We have coped with holidays. We have found ways to get our physically handicapped children to the neighbors' front doors on Halloween, and we have found ways to help our deaf children form the words, "trick or treat." We have accepted that our children with sensory dysfunction will never wear velvet or lace on Christmas. We have painted a canvas of lights and a blazing yule log with our words for our blind children. We have pureed turkey on Thanksgiving. We have bought white chocolate bunnies for Easter. And all the while, we have tried to create a festive atmosphere for the rest of our family.
We've gotten up every morning since our journey began wondering how we'd make it through another day, and gone to bed every evening not sure how we did it.
We've mourned the fact that we never got to relax and sip red wine in Italy.
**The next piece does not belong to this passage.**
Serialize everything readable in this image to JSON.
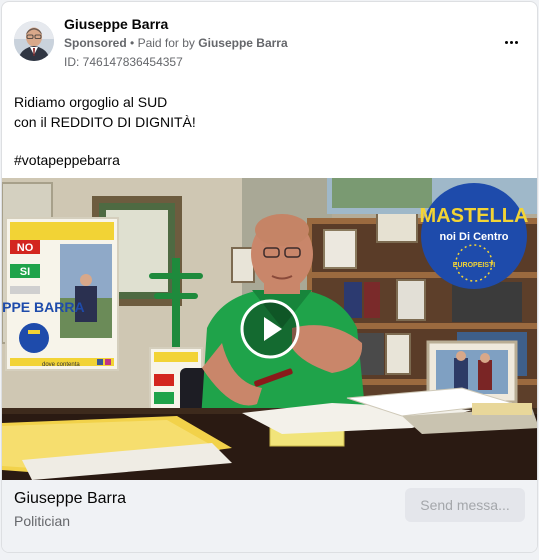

We've mourned the fact that our trip to Holland has required much more baggage than we ever imagined when we first visited the travel agent. And we've mourned because we left for the airport without most of the things we needed for the trip.
But we, sisters, we keep the faith always. We never stop believing.
Our love for our special children and our belief in all that they will achieve in life knows no bounds. We dream of them scoring touchdowns and extra points and home runs. We visualize them running sprints and marathons. We dream of them planting vegetable seeds, riding horses and chopping down trees. We hear their angelic voices singing Christmas carols. We see their palettes smeared with watercolors, and their fingers flying over ivory keys in a concert hall. We are amazed at the grace of their pirouettes.
We never, never stop believing in all they will accomplish as they pass through this world.
But in the meantime, my sisters, the most important thing we do, is hold tight to their little hands as together, we special mothers and our special children, reach for the stars.
Here is a link to the post where I found it on Janis' blog, and a link to the original source. Go read. There's more inspiration to be found there, too.
*"Without formal education, we could become board certified in neurology, endocrinology, and physiatry."
Yes, this. In particular, I can recall being asked where I took my medical studies. The first time I was asked, I replied that I was not a medical professional. Other times I replied the library, books, the internet. Simply being Margret's mother was an education.
Simply being the mother of a special needs child is an education. Sometimes we can turn the tables and educate the doctors,